Everything is sort of chugging along in comics isn’t it? DC have done another reboot (sort of), Marvel are in the middle of another baggy crossover (Civil War II anyone? No?), and more promisingly, the good stuff is still good. Over the past few months we’ve had cracking issues of Beast Wagon, Black Panther, Southern Bastards, and Island. All in all, it’s business as usual.
The same can be said for Robert Kirkman. I cannot say that I’m a fan of The Walking Dead. The comics dried up for me some years ago when it became clear that there was no end point in sight, and Kirkman’s fairly dull dialogue, and penchant for devoting entire issues to a single conversation, meant that the pace quickly flagged. Much more impressive for me was Outcast, now hitting its nineteenth issue this month. The plot – and there’s a bunch of it – concerns a young man, Kyle who exhibits an uncanny ability to drive demons out of possessed people. His town appears to be teeming with them, and the devil (in the form of a bloke called Sidney) may have moved in next door. Think The Exorcist, but replace the red brick streets with rural Atlanta and you’ll be close to the tone.
Outcast is a great comic. It’s far more interesting than The Walking Dead (which it cannot help but be – unfairly – compared to), and what it has to say about faith is complex and oftentimes quite subtle. It also helps that the art, by Paul Azaceta is a treat. His houses are barely held together shacks, wind whistling through broken wood slats and glass. His characters are unshaven, and barely sober. The comic feels lived in, and that’s hugely important for a book like this which has an enormous cast of characters, a complex bunch of relationships, as well as a slowly revealing mythology.
It’s the mythology side that gets shoved to the forefront in this month’s issue. Kyle has been kidnapped and tied up by his mysterious neighbour (probably the devil, I mean, it might not be, but it probably is), who monologues for twenty-two pages without really saying a single thing. I read the issue twice over, and I’m still not convinced anything actually happened at all. Sure there are some mysterious hints about something, but every single little nugget of information is so shrouded in bland, generic language that it’s impossible to discern any meaning from any of it.
The issue wouldn’t be quite as boring if, say, it was one of six issues in a trade paperback and that might be the crux of the problem. Kirkman doesn’t really write for a single issue. He’s writing with big long term goals in mind. He’s writing for his audience and that audience is those who pick up volume 23 of The Walking Dead, rather than issue 134. It’s certainly not a bad thing, but what it does result in is the occasional lacklustre single issue.

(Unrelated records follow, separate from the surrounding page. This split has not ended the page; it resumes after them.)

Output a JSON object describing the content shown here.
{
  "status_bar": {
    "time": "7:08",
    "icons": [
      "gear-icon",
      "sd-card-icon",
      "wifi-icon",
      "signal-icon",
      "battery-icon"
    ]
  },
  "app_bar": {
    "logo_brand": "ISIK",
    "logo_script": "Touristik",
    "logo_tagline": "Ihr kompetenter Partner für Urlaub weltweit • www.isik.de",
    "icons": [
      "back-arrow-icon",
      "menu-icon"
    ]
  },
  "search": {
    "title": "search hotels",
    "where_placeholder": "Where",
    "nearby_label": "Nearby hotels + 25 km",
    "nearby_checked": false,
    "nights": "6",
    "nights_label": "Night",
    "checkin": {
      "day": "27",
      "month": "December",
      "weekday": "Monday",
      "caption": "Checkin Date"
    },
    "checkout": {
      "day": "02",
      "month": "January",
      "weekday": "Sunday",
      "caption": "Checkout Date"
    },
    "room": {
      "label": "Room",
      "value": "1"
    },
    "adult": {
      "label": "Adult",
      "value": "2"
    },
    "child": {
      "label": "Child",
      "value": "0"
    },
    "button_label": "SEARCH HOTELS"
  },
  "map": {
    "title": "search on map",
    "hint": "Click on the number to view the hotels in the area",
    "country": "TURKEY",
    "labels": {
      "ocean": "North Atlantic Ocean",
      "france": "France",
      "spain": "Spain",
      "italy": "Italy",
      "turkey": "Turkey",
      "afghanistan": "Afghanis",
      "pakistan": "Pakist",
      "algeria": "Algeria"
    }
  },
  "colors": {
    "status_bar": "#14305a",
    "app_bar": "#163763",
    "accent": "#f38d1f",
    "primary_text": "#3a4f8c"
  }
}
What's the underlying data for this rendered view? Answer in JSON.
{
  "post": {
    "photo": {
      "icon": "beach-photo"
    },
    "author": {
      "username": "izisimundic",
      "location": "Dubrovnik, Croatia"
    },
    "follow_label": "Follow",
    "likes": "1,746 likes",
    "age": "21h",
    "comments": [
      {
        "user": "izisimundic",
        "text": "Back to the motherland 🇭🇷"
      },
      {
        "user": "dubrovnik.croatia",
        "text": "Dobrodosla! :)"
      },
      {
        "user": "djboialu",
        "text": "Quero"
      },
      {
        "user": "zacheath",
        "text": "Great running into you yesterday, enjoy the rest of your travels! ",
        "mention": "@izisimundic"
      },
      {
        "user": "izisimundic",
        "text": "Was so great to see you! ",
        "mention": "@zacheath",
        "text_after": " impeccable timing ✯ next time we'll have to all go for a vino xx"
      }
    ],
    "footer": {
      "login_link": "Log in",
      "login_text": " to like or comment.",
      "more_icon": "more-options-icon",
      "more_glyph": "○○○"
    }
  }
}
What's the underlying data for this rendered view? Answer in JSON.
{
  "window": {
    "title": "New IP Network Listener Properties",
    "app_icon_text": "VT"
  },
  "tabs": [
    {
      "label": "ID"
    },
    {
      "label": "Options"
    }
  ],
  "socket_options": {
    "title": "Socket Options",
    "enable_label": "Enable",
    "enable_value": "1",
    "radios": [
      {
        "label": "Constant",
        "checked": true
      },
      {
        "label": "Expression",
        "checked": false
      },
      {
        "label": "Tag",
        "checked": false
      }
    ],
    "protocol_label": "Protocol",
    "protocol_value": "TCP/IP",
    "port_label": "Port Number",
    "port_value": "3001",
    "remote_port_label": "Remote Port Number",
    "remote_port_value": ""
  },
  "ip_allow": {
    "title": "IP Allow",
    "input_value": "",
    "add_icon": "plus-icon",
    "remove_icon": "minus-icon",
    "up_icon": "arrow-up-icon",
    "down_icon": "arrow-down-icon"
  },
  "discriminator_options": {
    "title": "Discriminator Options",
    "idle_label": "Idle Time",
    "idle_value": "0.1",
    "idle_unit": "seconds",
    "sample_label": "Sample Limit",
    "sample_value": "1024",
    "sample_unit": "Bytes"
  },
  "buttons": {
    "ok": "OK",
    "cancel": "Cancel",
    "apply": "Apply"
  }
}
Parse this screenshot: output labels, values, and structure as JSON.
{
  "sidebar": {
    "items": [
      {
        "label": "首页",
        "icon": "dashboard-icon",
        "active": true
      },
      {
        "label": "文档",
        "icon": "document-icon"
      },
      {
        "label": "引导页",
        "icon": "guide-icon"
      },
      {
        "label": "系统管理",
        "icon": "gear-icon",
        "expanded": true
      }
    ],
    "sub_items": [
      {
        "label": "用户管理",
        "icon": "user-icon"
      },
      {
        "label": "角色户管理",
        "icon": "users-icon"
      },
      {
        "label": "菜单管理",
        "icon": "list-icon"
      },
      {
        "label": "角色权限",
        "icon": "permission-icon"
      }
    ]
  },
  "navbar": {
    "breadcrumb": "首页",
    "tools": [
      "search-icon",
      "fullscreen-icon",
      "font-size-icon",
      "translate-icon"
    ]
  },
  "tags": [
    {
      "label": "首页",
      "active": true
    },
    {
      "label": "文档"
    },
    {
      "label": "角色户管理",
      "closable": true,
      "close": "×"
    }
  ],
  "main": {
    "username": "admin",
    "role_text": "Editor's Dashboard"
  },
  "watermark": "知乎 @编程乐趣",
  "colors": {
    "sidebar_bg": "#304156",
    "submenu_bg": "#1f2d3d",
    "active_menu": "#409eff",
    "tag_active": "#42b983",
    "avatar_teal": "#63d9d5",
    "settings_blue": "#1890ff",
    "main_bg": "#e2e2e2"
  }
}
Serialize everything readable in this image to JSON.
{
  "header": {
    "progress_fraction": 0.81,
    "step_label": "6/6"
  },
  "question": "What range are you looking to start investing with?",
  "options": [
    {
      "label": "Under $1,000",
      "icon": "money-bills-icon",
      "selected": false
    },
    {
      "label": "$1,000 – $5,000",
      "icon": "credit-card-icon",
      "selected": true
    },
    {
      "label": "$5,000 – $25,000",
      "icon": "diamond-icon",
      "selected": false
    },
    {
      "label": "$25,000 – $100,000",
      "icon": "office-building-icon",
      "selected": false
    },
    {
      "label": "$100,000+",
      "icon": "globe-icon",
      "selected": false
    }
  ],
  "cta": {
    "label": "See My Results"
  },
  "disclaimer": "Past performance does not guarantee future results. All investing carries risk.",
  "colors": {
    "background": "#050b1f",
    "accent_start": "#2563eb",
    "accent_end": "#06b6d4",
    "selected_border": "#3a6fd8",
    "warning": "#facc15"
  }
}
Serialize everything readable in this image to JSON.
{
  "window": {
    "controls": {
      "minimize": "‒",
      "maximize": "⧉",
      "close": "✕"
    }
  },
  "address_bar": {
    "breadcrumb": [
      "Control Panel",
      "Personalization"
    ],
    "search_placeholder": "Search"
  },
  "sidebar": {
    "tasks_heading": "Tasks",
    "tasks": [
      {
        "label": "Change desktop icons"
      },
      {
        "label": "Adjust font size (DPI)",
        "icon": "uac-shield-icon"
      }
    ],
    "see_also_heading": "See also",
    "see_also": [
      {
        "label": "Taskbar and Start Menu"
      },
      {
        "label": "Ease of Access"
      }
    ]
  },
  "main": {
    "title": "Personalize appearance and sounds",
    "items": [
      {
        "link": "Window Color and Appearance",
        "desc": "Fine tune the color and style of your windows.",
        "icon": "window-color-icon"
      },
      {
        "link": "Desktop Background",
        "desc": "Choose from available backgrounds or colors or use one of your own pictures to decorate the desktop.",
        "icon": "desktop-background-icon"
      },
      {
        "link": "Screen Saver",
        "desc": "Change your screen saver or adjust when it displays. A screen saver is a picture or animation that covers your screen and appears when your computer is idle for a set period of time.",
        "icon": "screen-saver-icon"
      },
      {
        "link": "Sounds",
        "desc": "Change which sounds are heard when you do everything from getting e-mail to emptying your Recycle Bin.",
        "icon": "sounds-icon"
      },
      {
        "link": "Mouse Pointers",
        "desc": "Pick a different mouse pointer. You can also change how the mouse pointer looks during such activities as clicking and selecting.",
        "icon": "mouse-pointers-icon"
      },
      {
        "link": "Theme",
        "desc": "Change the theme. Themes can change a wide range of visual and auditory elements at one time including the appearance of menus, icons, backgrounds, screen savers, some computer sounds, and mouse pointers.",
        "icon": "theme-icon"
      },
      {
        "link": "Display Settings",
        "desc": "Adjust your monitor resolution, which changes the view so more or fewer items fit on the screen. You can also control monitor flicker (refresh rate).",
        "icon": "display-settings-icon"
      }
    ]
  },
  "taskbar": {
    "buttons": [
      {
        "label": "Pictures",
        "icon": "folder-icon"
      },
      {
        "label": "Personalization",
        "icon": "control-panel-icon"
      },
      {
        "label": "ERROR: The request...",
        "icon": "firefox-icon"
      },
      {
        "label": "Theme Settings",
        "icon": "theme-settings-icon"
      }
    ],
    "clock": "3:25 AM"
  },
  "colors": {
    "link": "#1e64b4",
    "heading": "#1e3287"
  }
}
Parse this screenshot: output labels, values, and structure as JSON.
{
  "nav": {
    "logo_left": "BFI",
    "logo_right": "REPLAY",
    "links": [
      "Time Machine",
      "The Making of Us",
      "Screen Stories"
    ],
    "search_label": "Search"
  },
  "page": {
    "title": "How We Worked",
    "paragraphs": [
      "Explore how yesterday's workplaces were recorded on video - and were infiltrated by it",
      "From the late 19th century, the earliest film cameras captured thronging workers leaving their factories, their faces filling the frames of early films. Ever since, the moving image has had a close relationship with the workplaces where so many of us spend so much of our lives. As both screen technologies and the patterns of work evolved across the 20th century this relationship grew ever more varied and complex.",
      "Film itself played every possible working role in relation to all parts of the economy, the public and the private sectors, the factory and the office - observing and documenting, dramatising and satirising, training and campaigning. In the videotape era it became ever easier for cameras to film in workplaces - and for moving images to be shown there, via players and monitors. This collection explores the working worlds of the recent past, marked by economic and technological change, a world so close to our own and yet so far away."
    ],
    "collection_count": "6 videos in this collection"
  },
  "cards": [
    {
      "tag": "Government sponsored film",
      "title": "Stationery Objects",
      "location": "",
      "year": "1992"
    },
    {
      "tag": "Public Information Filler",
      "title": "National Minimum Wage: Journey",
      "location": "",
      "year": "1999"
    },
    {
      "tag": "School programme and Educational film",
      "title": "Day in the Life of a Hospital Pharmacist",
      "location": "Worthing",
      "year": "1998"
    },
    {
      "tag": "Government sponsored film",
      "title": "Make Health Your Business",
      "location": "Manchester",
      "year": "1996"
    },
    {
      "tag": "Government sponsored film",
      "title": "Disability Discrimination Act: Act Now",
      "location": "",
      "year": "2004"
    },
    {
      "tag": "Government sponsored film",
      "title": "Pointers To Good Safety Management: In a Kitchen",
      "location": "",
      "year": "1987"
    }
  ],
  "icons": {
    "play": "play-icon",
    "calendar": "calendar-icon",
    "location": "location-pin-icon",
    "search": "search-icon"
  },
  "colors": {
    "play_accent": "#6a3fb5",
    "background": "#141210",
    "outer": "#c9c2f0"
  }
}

Outcast is not a bad book by any means – I’m still thoroughly enjoying it (and the TV series that recently started is also excellent), but it reads far, far better in groups of issues rather than one at a time.